___ DATA FOR REVIEW
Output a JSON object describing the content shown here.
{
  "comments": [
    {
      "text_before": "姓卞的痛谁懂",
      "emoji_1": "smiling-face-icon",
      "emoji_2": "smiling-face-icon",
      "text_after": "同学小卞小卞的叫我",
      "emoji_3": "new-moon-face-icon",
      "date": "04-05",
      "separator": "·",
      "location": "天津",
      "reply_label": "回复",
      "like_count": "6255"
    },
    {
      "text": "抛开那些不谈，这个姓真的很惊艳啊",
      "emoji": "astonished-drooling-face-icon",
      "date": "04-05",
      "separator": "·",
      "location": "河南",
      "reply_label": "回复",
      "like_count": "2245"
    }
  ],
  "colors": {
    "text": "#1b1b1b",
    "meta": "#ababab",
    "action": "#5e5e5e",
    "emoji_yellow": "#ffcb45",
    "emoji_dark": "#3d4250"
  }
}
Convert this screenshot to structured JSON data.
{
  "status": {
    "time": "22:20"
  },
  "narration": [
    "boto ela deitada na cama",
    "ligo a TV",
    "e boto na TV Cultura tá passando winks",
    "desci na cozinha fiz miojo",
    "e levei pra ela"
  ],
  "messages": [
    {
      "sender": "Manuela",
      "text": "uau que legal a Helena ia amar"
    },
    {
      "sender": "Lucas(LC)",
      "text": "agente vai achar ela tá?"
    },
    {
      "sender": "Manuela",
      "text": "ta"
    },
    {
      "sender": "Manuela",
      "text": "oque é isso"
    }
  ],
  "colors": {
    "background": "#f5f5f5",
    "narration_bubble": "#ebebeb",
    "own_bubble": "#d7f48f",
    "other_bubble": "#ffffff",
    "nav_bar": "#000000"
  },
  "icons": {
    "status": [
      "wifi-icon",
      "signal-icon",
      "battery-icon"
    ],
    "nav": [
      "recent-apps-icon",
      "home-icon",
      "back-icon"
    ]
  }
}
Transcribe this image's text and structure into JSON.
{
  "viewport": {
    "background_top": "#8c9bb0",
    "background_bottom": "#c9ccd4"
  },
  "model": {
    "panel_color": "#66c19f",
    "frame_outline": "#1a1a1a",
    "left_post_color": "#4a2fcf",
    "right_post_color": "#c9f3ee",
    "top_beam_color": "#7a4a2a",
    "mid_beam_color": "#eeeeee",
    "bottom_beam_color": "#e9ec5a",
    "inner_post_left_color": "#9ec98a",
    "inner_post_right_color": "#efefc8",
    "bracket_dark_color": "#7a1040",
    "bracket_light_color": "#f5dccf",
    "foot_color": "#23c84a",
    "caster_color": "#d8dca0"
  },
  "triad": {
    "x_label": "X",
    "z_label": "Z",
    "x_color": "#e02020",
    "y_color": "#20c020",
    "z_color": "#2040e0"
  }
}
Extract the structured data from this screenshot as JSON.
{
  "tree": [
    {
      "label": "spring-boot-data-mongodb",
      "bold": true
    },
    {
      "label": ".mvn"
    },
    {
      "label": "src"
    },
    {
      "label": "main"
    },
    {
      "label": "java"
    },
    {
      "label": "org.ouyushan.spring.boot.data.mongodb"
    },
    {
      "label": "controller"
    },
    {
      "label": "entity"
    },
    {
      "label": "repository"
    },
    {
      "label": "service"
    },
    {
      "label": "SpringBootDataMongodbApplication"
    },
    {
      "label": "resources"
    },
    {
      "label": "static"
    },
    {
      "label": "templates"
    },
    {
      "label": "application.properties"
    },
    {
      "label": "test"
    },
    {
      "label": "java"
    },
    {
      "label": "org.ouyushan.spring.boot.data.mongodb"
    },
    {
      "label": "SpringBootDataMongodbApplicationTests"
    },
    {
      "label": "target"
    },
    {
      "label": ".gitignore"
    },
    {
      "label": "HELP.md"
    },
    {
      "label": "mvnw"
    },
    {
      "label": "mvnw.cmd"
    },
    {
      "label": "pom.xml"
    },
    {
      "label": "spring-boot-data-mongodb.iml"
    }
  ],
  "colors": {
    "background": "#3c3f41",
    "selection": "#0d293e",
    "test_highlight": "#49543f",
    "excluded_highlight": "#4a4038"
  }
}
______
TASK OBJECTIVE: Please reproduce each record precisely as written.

WRITTEN SOLUTION:
Output a JSON object describing the content shown here.
{
  "comments": [
    {
      "text_before": "姓卞的痛谁懂",
      "emoji_1": "smiling-face-icon",
      "emoji_2": "smiling-face-icon",
      "text_after": "同学小卞小卞的叫我",
      "emoji_3": "new-moon-face-icon",
      "date": "04-05",
      "separator": "·",
      "location": "天津",
      "reply_label": "回复",
      "like_count": "6255"
    },
    {
      "text": "抛开那些不谈，这个姓真的很惊艳啊",
      "emoji": "astonished-drooling-face-icon",
      "date": "04-05",
      "separator": "·",
      "location": "河南",
      "reply_label": "回复",
      "like_count": "2245"
    }
  ],
  "colors": {
    "text": "#1b1b1b",
    "meta": "#ababab",
    "action": "#5e5e5e",
    "emoji_yellow": "#ffcb45",
    "emoji_dark": "#3d4250"
  }
}
Convert this screenshot to structured JSON data.
{
  "status": {
    "time": "22:20"
  },
  "narration": [
    "boto ela deitada na cama",
    "ligo a TV",
    "e boto na TV Cultura tá passando winks",
    "desci na cozinha fiz miojo",
    "e levei pra ela"
  ],
  "messages": [
    {
      "sender": "Manuela",
      "text": "uau que legal a Helena ia amar"
    },
    {
      "sender": "Lucas(LC)",
      "text": "agente vai achar ela tá?"
    },
    {
      "sender": "Manuela",
      "text": "ta"
    },
    {
      "sender": "Manuela",
      "text": "oque é isso"
    }
  ],
  "colors": {
    "background": "#f5f5f5",
    "narration_bubble": "#ebebeb",
    "own_bubble": "#d7f48f",
    "other_bubble": "#ffffff",
    "nav_bar": "#000000"
  },
  "icons": {
    "status": [
      "wifi-icon",
      "signal-icon",
      "battery-icon"
    ],
    "nav": [
      "recent-apps-icon",
      "home-icon",
      "back-icon"
    ]
  }
}
Transcribe this image's text and structure into JSON.
{
  "viewport": {
    "background_top": "#8c9bb0",
    "background_bottom": "#c9ccd4"
  },
  "model": {
    "panel_color": "#66c19f",
    "frame_outline": "#1a1a1a",
    "left_post_color": "#4a2fcf",
    "right_post_color": "#c9f3ee",
    "top_beam_color": "#7a4a2a",
    "mid_beam_color": "#eeeeee",
    "bottom_beam_color": "#e9ec5a",
    "inner_post_left_color": "#9ec98a",
    "inner_post_right_color": "#efefc8",
    "bracket_dark_color": "#7a1040",
    "bracket_light_color": "#f5dccf",
    "foot_color": "#23c84a",
    "caster_color": "#d8dca0"
  },
  "triad": {
    "x_label": "X",
    "z_label": "Z",
    "x_color": "#e02020",
    "y_color": "#20c020",
    "z_color": "#2040e0"
  }
}
Extract the structured data from this screenshot as JSON.
{
  "tree": [
    {
      "label": "spring-boot-data-mongodb",
      "bold": true
    },
    {
      "label": ".mvn"
    },
    {
      "label": "src"
    },
    {
      "label": "main"
    },
    {
      "label": "java"
    },
    {
      "label": "org.ouyushan.spring.boot.data.mongodb"
    },
    {
      "label": "controller"
    },
    {
      "label": "entity"
    },
    {
      "label": "repository"
    },
    {
      "label": "service"
    },
    {
      "label": "SpringBootDataMongodbApplication"
    },
    {
      "label": "resources"
    },
    {
      "label": "static"
    },
    {
      "label": "templates"
    },
    {
      "label": "application.properties"
    },
    {
      "label": "test"
    },
    {
      "label": "java"
    },
    {
      "label": "org.ouyushan.spring.boot.data.mongodb"
    },
    {
      "label": "SpringBootDataMongodbApplicationTests"
    },
    {
      "label": "target"
    },
    {
      "label": ".gitignore"
    },
    {
      "label": "HELP.md"
    },
    {
      "label": "mvnw"
    },
    {
      "label": "mvnw.cmd"
    },
    {
      "label": "pom.xml"
    },
    {
      "label": "spring-boot-data-mongodb.iml"
    }
  ],
  "colors": {
    "background": "#3c3f41",
    "selection": "#0d293e",
    "test_highlight": "#49543f",
    "excluded_highlight": "#4a4038"
  }
}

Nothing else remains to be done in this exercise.